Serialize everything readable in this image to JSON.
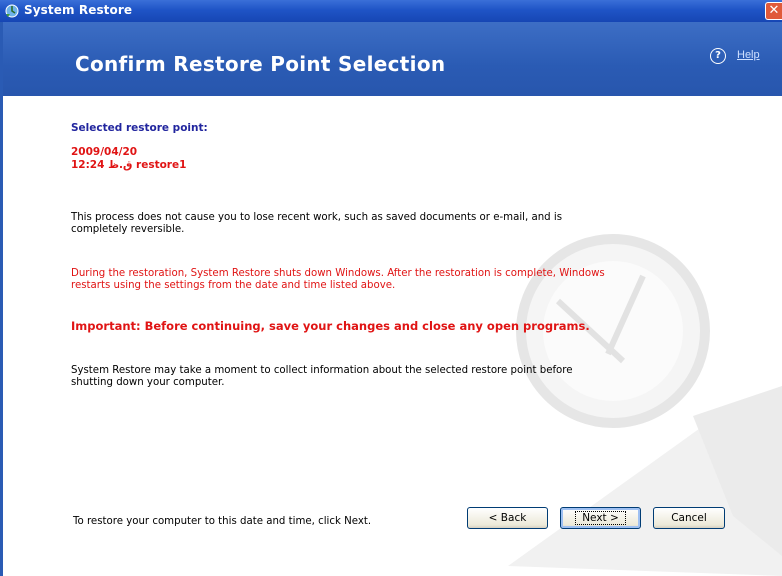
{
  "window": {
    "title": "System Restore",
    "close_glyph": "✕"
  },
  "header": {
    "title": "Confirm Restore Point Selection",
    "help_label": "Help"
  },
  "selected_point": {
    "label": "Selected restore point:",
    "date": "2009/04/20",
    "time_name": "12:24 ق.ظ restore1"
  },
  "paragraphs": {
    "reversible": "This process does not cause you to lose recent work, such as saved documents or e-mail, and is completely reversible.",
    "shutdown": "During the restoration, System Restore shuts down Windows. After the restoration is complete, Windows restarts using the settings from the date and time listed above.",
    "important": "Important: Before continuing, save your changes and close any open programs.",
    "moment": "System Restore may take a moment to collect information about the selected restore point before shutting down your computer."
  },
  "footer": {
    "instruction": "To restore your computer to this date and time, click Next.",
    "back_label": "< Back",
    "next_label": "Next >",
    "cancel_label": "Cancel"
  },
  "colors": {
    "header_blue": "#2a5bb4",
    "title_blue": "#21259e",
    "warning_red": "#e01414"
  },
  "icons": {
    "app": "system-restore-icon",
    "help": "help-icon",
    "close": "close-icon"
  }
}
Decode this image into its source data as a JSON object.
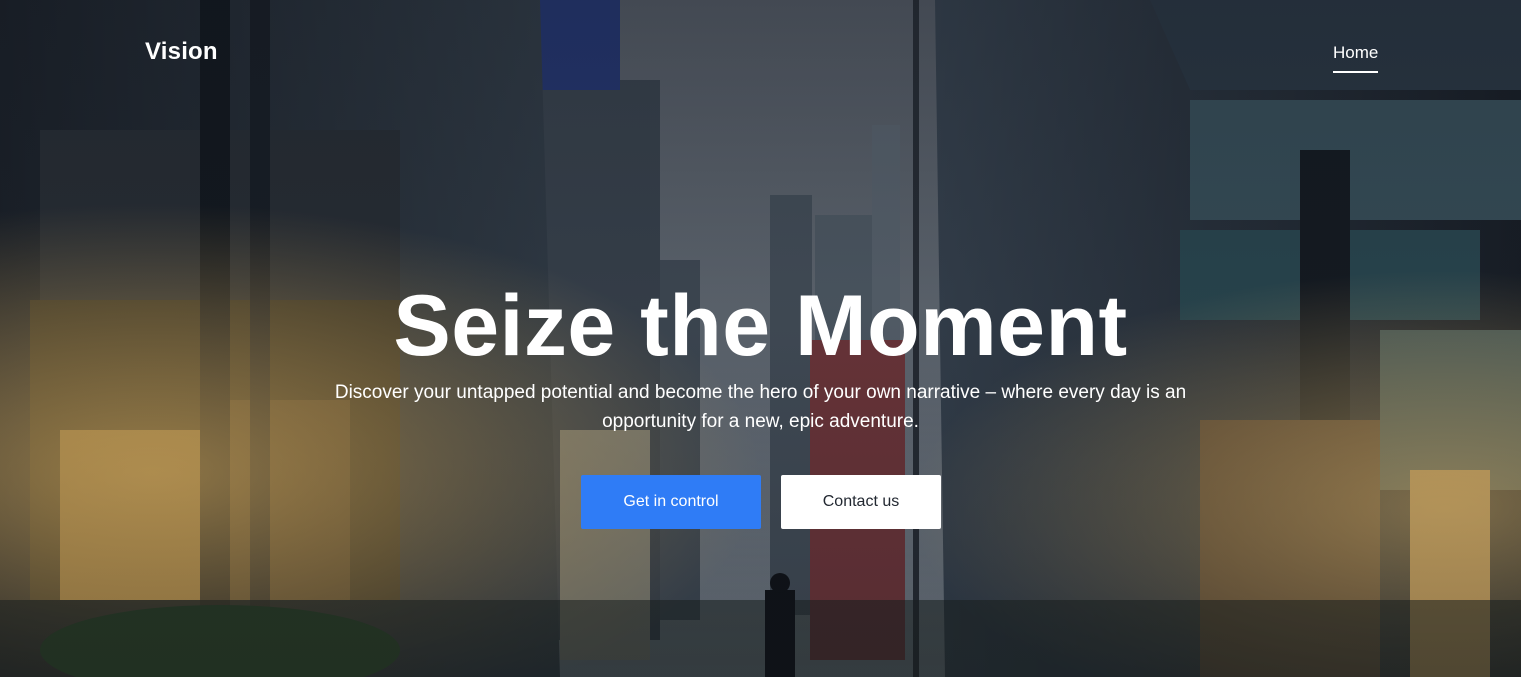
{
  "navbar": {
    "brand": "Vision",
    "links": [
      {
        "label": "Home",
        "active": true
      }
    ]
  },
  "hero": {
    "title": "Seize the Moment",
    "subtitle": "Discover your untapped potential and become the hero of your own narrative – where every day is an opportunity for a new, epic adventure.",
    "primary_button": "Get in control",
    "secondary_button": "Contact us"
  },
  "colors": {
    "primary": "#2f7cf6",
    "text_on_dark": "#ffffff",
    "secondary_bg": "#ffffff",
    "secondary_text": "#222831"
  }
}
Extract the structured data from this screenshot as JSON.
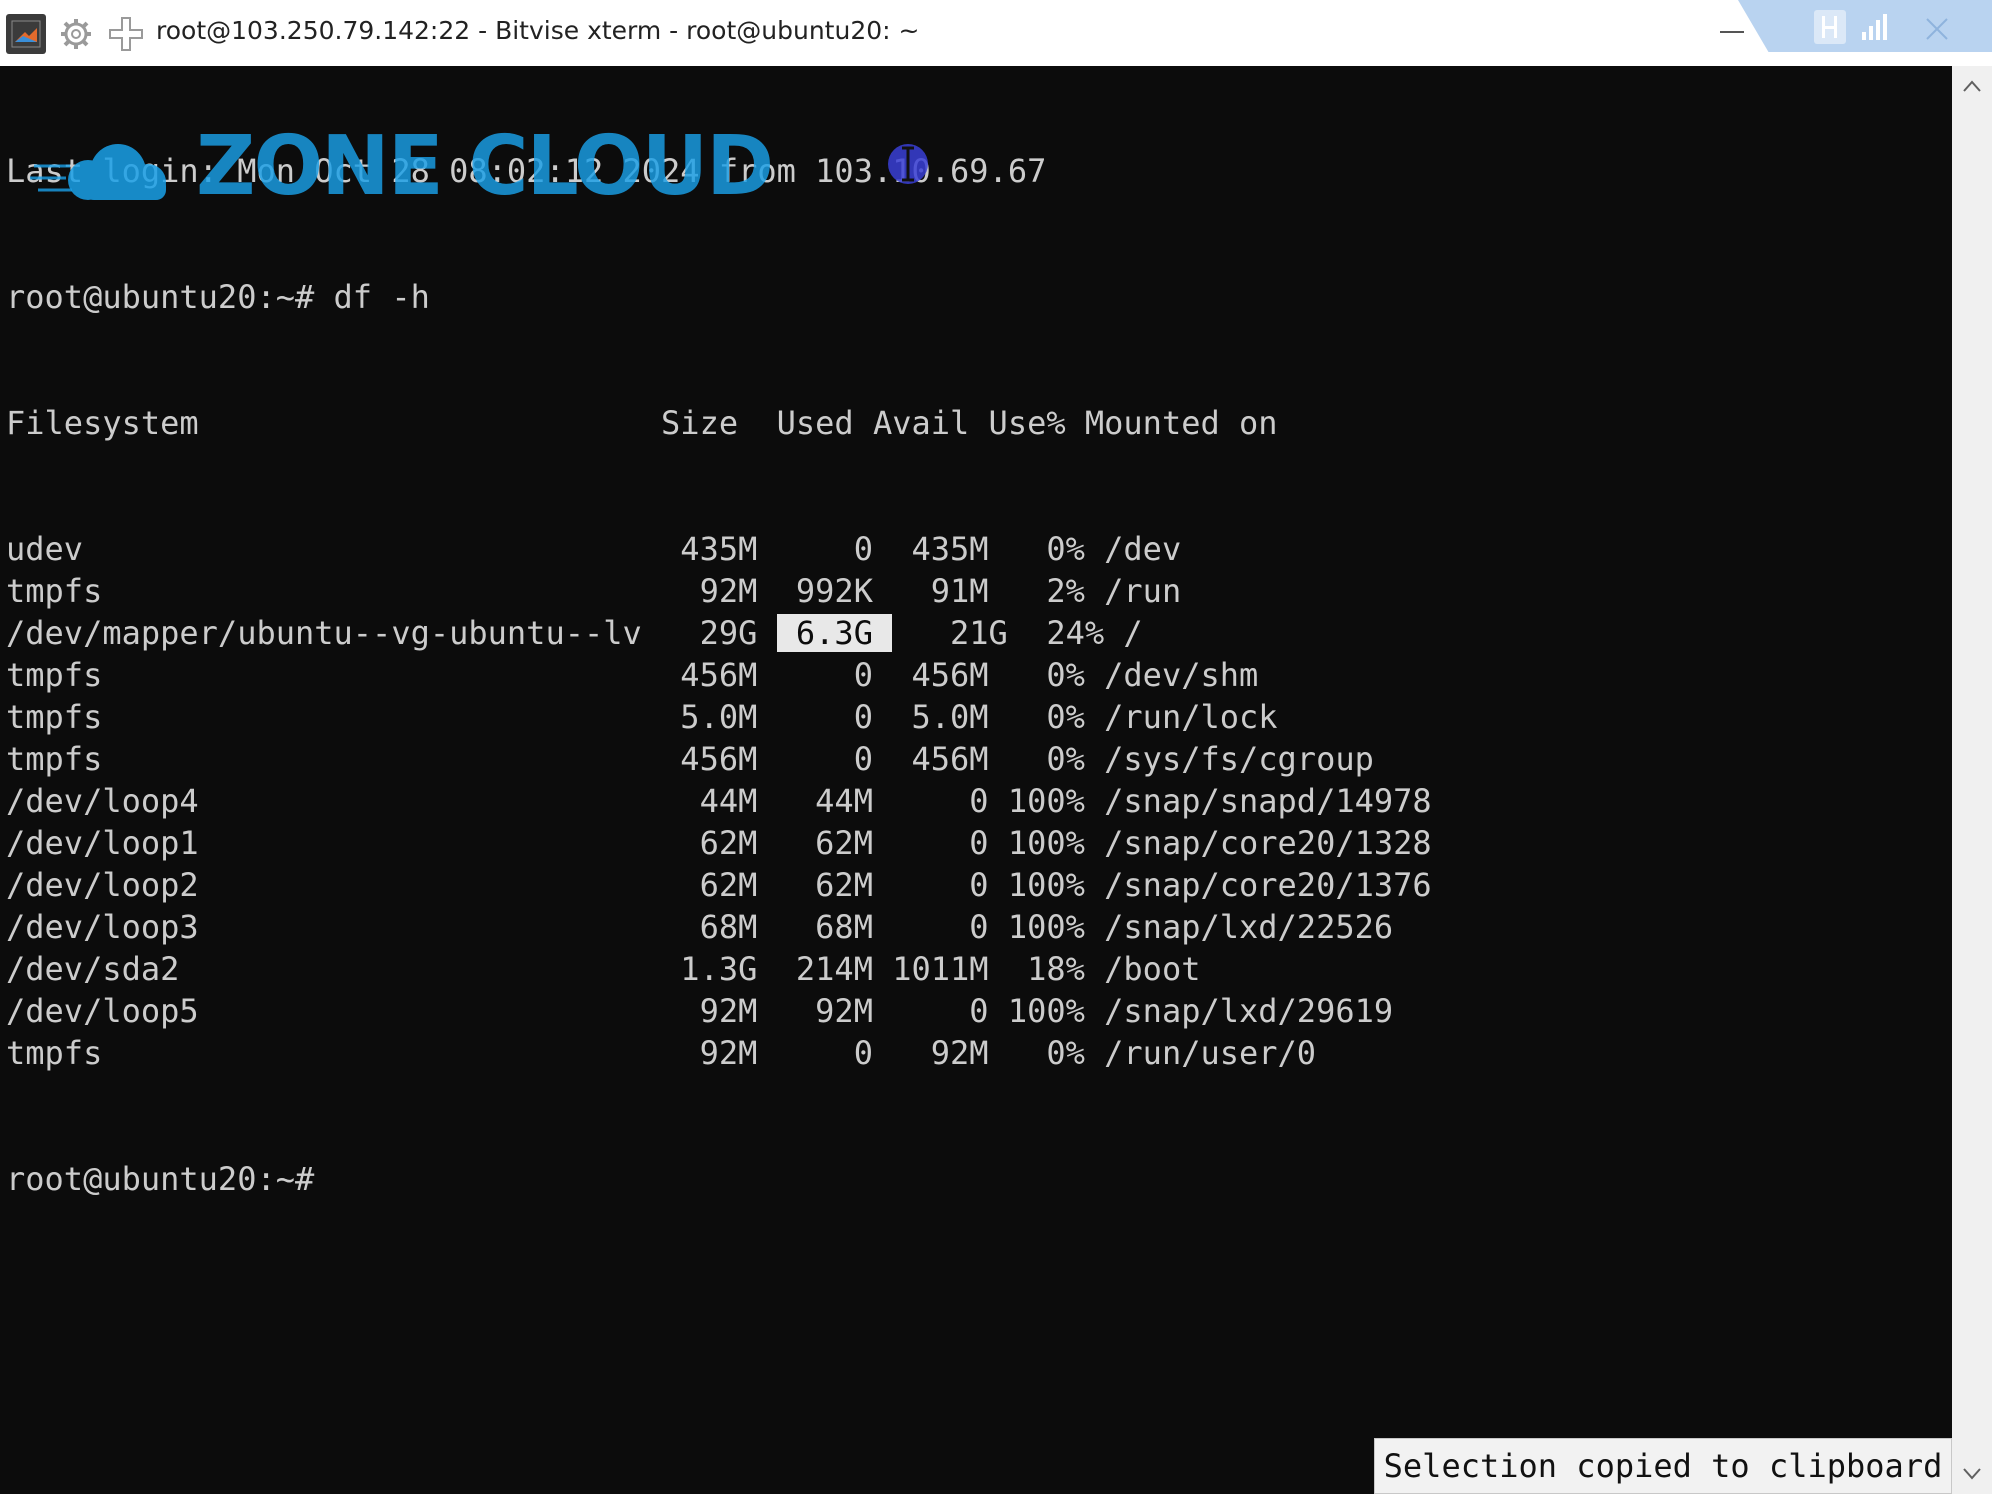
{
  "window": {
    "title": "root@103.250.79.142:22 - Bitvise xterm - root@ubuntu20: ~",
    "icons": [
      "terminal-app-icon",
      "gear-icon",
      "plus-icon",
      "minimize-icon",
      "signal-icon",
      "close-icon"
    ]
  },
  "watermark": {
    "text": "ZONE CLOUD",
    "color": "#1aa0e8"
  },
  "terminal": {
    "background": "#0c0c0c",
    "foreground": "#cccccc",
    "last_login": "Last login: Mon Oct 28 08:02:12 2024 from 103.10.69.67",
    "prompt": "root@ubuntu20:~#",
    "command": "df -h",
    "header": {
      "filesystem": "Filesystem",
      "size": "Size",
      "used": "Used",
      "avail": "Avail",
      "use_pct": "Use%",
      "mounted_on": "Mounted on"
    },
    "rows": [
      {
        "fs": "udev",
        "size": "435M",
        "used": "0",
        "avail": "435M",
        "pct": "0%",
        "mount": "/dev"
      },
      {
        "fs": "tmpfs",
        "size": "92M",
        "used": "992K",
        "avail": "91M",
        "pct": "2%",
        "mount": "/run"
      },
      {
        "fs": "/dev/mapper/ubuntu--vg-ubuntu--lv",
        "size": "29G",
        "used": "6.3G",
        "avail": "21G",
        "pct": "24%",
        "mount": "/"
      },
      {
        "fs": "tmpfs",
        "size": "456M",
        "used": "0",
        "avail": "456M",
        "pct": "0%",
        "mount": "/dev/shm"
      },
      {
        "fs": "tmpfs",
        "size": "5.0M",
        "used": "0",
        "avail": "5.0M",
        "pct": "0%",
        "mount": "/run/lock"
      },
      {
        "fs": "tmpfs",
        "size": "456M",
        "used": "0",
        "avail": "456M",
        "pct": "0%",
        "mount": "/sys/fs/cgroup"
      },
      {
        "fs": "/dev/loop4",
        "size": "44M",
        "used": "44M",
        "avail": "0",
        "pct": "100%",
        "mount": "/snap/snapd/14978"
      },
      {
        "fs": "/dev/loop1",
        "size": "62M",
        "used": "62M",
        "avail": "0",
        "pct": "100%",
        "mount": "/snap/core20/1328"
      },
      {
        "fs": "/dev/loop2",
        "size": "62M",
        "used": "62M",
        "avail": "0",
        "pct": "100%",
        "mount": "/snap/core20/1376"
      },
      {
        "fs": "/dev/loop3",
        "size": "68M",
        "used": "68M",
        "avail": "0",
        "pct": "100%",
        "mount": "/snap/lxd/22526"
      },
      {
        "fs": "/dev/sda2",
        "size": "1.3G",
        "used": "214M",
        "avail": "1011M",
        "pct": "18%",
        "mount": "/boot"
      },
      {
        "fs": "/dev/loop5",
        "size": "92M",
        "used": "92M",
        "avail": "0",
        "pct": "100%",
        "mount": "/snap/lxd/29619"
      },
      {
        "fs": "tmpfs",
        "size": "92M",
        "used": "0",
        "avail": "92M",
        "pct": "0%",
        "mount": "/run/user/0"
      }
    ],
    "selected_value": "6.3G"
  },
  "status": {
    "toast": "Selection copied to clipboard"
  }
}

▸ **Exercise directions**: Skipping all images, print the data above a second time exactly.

▸ **Result**:
Serialize everything readable in this image to JSON.
{
  "window": {
    "title": "System Restore",
    "close_glyph": "✕"
  },
  "header": {
    "title": "Confirm Restore Point Selection",
    "help_label": "Help"
  },
  "selected_point": {
    "label": "Selected restore point:",
    "date": "2009/04/20",
    "time_name": "12:24 ق.ظ restore1"
  },
  "paragraphs": {
    "reversible": "This process does not cause you to lose recent work, such as saved documents or e-mail, and is completely reversible.",
    "shutdown": "During the restoration, System Restore shuts down Windows. After the restoration is complete, Windows restarts using the settings from the date and time listed above.",
    "important": "Important: Before continuing, save your changes and close any open programs.",
    "moment": "System Restore may take a moment to collect information about the selected restore point before shutting down your computer."
  },
  "footer": {
    "instruction": "To restore your computer to this date and time, click Next.",
    "back_label": "< Back",
    "next_label": "Next >",
    "cancel_label": "Cancel"
  },
  "colors": {
    "header_blue": "#2a5bb4",
    "title_blue": "#21259e",
    "warning_red": "#e01414"
  },
  "icons": {
    "app": "system-restore-icon",
    "help": "help-icon",
    "close": "close-icon"
  }
}
Decode this image into its source data as a JSON object.
{
  "navbar": {
    "brand": "Vision",
    "links": [
      {
        "label": "Home",
        "active": true
      }
    ]
  },
  "hero": {
    "title": "Seize the Moment",
    "subtitle": "Discover your untapped potential and become the hero of your own narrative – where every day is an opportunity for a new, epic adventure.",
    "primary_button": "Get in control",
    "secondary_button": "Contact us"
  },
  "colors": {
    "primary": "#2f7cf6",
    "text_on_dark": "#ffffff",
    "secondary_bg": "#ffffff",
    "secondary_text": "#222831"
  }
}
Extract the structured data from this screenshot as JSON.
{
  "window": {
    "title": "root@103.250.79.142:22 - Bitvise xterm - root@ubuntu20: ~",
    "icons": [
      "terminal-app-icon",
      "gear-icon",
      "plus-icon",
      "minimize-icon",
      "signal-icon",
      "close-icon"
    ]
  },
  "watermark": {
    "text": "ZONE CLOUD",
    "color": "#1aa0e8"
  },
  "terminal": {
    "background": "#0c0c0c",
    "foreground": "#cccccc",
    "last_login": "Last login: Mon Oct 28 08:02:12 2024 from 103.10.69.67",
    "prompt": "root@ubuntu20:~#",
    "command": "df -h",
    "header": {
      "filesystem": "Filesystem",
      "size": "Size",
      "used": "Used",
      "avail": "Avail",
      "use_pct": "Use%",
      "mounted_on": "Mounted on"
    },
    "rows": [
      {
        "fs": "udev",
        "size": "435M",
        "used": "0",
        "avail": "435M",
        "pct": "0%",
        "mount": "/dev"
      },
      {
        "fs": "tmpfs",
        "size": "92M",
        "used": "992K",
        "avail": "91M",
        "pct": "2%",
        "mount": "/run"
      },
      {
        "fs": "/dev/mapper/ubuntu--vg-ubuntu--lv",
        "size": "29G",
        "used": "6.3G",
        "avail": "21G",
        "pct": "24%",
        "mount": "/"
      },
      {
        "fs": "tmpfs",
        "size": "456M",
        "used": "0",
        "avail": "456M",
        "pct": "0%",
        "mount": "/dev/shm"
      },
      {
        "fs": "tmpfs",
        "size": "5.0M",
        "used": "0",
        "avail": "5.0M",
        "pct": "0%",
        "mount": "/run/lock"
      },
      {
        "fs": "tmpfs",
        "size": "456M",
        "used": "0",
        "avail": "456M",
        "pct": "0%",
        "mount": "/sys/fs/cgroup"
      },
      {
        "fs": "/dev/loop4",
        "size": "44M",
        "used": "44M",
        "avail": "0",
        "pct": "100%",
        "mount": "/snap/snapd/14978"
      },
      {
        "fs": "/dev/loop1",
        "size": "62M",
        "used": "62M",
        "avail": "0",
        "pct": "100%",
        "mount": "/snap/core20/1328"
      },
      {
        "fs": "/dev/loop2",
        "size": "62M",
        "used": "62M",
        "avail": "0",
        "pct": "100%",
        "mount": "/snap/core20/1376"
      },
      {
        "fs": "/dev/loop3",
        "size": "68M",
        "used": "68M",
        "avail": "0",
        "pct": "100%",
        "mount": "/snap/lxd/22526"
      },
      {
        "fs": "/dev/sda2",
        "size": "1.3G",
        "used": "214M",
        "avail": "1011M",
        "pct": "18%",
        "mount": "/boot"
      },
      {
        "fs": "/dev/loop5",
        "size": "92M",
        "used": "92M",
        "avail": "0",
        "pct": "100%",
        "mount": "/snap/lxd/29619"
      },
      {
        "fs": "tmpfs",
        "size": "92M",
        "used": "0",
        "avail": "92M",
        "pct": "0%",
        "mount": "/run/user/0"
      }
    ],
    "selected_value": "6.3G"
  },
  "status": {
    "toast": "Selection copied to clipboard"
  }
}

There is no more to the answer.